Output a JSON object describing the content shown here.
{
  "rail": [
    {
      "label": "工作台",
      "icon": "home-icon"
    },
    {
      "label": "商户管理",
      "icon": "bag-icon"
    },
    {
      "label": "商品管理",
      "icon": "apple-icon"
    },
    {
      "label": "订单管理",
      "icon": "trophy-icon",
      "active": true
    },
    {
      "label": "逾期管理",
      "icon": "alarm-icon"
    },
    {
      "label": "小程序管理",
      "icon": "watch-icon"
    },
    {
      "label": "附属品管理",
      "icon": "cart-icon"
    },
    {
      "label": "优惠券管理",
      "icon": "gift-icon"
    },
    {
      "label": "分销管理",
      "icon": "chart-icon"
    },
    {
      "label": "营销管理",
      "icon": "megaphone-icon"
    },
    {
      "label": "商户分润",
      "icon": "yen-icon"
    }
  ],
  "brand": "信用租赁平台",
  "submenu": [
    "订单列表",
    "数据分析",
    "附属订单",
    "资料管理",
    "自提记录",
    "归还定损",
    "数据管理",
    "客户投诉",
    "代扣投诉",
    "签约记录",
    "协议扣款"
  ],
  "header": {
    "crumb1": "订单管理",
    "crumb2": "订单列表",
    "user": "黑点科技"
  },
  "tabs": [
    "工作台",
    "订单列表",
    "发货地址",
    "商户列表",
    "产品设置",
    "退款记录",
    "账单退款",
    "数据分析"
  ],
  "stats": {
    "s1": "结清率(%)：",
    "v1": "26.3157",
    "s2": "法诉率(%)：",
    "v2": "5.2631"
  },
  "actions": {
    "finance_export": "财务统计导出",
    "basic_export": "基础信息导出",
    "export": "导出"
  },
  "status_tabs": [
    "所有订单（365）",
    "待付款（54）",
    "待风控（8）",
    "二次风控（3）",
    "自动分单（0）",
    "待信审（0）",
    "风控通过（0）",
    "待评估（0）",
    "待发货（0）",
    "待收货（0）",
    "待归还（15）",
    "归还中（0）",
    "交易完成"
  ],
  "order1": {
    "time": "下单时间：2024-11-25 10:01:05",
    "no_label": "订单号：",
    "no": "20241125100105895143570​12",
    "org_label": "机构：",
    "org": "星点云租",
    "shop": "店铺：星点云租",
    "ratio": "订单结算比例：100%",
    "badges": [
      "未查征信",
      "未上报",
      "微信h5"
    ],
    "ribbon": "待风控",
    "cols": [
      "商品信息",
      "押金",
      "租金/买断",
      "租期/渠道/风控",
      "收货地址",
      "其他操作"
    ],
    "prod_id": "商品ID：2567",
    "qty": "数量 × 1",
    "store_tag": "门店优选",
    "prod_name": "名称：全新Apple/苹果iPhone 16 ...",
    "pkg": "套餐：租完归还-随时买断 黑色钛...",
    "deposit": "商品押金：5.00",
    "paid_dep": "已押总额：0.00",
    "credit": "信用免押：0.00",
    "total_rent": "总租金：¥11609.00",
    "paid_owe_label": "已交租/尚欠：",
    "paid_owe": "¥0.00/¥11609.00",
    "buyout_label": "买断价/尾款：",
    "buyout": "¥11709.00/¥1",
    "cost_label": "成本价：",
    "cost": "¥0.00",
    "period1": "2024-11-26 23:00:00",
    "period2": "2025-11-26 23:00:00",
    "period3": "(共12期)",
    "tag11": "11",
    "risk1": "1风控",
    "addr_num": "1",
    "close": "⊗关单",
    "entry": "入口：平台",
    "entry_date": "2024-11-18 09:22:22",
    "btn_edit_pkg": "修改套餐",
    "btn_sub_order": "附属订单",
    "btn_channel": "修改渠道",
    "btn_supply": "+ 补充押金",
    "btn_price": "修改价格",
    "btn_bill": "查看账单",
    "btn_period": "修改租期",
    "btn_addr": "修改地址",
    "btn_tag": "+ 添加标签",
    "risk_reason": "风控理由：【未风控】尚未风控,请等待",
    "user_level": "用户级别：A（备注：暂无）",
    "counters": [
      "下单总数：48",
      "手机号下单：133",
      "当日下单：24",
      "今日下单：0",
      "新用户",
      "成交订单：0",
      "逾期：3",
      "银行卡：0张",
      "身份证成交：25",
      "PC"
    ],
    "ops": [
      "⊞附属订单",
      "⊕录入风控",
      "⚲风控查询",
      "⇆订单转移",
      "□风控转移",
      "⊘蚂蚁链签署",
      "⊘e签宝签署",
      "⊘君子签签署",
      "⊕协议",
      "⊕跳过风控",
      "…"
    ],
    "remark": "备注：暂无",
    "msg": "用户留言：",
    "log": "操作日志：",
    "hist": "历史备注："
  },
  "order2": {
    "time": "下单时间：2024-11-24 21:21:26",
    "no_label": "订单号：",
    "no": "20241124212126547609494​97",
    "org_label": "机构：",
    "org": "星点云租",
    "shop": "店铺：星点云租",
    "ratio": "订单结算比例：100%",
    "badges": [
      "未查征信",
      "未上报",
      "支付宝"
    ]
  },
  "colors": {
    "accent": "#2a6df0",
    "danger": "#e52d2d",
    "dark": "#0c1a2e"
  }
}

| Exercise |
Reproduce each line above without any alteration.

| Answer box |
Output a JSON object describing the content shown here.
{
  "rail": [
    {
      "label": "工作台",
      "icon": "home-icon"
    },
    {
      "label": "商户管理",
      "icon": "bag-icon"
    },
    {
      "label": "商品管理",
      "icon": "apple-icon"
    },
    {
      "label": "订单管理",
      "icon": "trophy-icon",
      "active": true
    },
    {
      "label": "逾期管理",
      "icon": "alarm-icon"
    },
    {
      "label": "小程序管理",
      "icon": "watch-icon"
    },
    {
      "label": "附属品管理",
      "icon": "cart-icon"
    },
    {
      "label": "优惠券管理",
      "icon": "gift-icon"
    },
    {
      "label": "分销管理",
      "icon": "chart-icon"
    },
    {
      "label": "营销管理",
      "icon": "megaphone-icon"
    },
    {
      "label": "商户分润",
      "icon": "yen-icon"
    }
  ],
  "brand": "信用租赁平台",
  "submenu": [
    "订单列表",
    "数据分析",
    "附属订单",
    "资料管理",
    "自提记录",
    "归还定损",
    "数据管理",
    "客户投诉",
    "代扣投诉",
    "签约记录",
    "协议扣款"
  ],
  "header": {
    "crumb1": "订单管理",
    "crumb2": "订单列表",
    "user": "黑点科技"
  },
  "tabs": [
    "工作台",
    "订单列表",
    "发货地址",
    "商户列表",
    "产品设置",
    "退款记录",
    "账单退款",
    "数据分析"
  ],
  "stats": {
    "s1": "结清率(%)：",
    "v1": "26.3157",
    "s2": "法诉率(%)：",
    "v2": "5.2631"
  },
  "actions": {
    "finance_export": "财务统计导出",
    "basic_export": "基础信息导出",
    "export": "导出"
  },
  "status_tabs": [
    "所有订单（365）",
    "待付款（54）",
    "待风控（8）",
    "二次风控（3）",
    "自动分单（0）",
    "待信审（0）",
    "风控通过（0）",
    "待评估（0）",
    "待发货（0）",
    "待收货（0）",
    "待归还（15）",
    "归还中（0）",
    "交易完成"
  ],
  "order1": {
    "time": "下单时间：2024-11-25 10:01:05",
    "no_label": "订单号：",
    "no": "20241125100105895143570​12",
    "org_label": "机构：",
    "org": "星点云租",
    "shop": "店铺：星点云租",
    "ratio": "订单结算比例：100%",
    "badges": [
      "未查征信",
      "未上报",
      "微信h5"
    ],
    "ribbon": "待风控",
    "cols": [
      "商品信息",
      "押金",
      "租金/买断",
      "租期/渠道/风控",
      "收货地址",
      "其他操作"
    ],
    "prod_id": "商品ID：2567",
    "qty": "数量 × 1",
    "store_tag": "门店优选",
    "prod_name": "名称：全新Apple/苹果iPhone 16 ...",
    "pkg": "套餐：租完归还-随时买断 黑色钛...",
    "deposit": "商品押金：5.00",
    "paid_dep": "已押总额：0.00",
    "credit": "信用免押：0.00",
    "total_rent": "总租金：¥11609.00",
    "paid_owe_label": "已交租/尚欠：",
    "paid_owe": "¥0.00/¥11609.00",
    "buyout_label": "买断价/尾款：",
    "buyout": "¥11709.00/¥1",
    "cost_label": "成本价：",
    "cost": "¥0.00",
    "period1": "2024-11-26 23:00:00",
    "period2": "2025-11-26 23:00:00",
    "period3": "(共12期)",
    "tag11": "11",
    "risk1": "1风控",
    "addr_num": "1",
    "close": "⊗关单",
    "entry": "入口：平台",
    "entry_date": "2024-11-18 09:22:22",
    "btn_edit_pkg": "修改套餐",
    "btn_sub_order": "附属订单",
    "btn_channel": "修改渠道",
    "btn_supply": "+ 补充押金",
    "btn_price": "修改价格",
    "btn_bill": "查看账单",
    "btn_period": "修改租期",
    "btn_addr": "修改地址",
    "btn_tag": "+ 添加标签",
    "risk_reason": "风控理由：【未风控】尚未风控,请等待",
    "user_level": "用户级别：A（备注：暂无）",
    "counters": [
      "下单总数：48",
      "手机号下单：133",
      "当日下单：24",
      "今日下单：0",
      "新用户",
      "成交订单：0",
      "逾期：3",
      "银行卡：0张",
      "身份证成交：25",
      "PC"
    ],
    "ops": [
      "⊞附属订单",
      "⊕录入风控",
      "⚲风控查询",
      "⇆订单转移",
      "□风控转移",
      "⊘蚂蚁链签署",
      "⊘e签宝签署",
      "⊘君子签签署",
      "⊕协议",
      "⊕跳过风控",
      "…"
    ],
    "remark": "备注：暂无",
    "msg": "用户留言：",
    "log": "操作日志：",
    "hist": "历史备注："
  },
  "order2": {
    "time": "下单时间：2024-11-24 21:21:26",
    "no_label": "订单号：",
    "no": "20241124212126547609494​97",
    "org_label": "机构：",
    "org": "星点云租",
    "shop": "店铺：星点云租",
    "ratio": "订单结算比例：100%",
    "badges": [
      "未查征信",
      "未上报",
      "支付宝"
    ]
  },
  "colors": {
    "accent": "#2a6df0",
    "danger": "#e52d2d",
    "dark": "#0c1a2e"
  }
}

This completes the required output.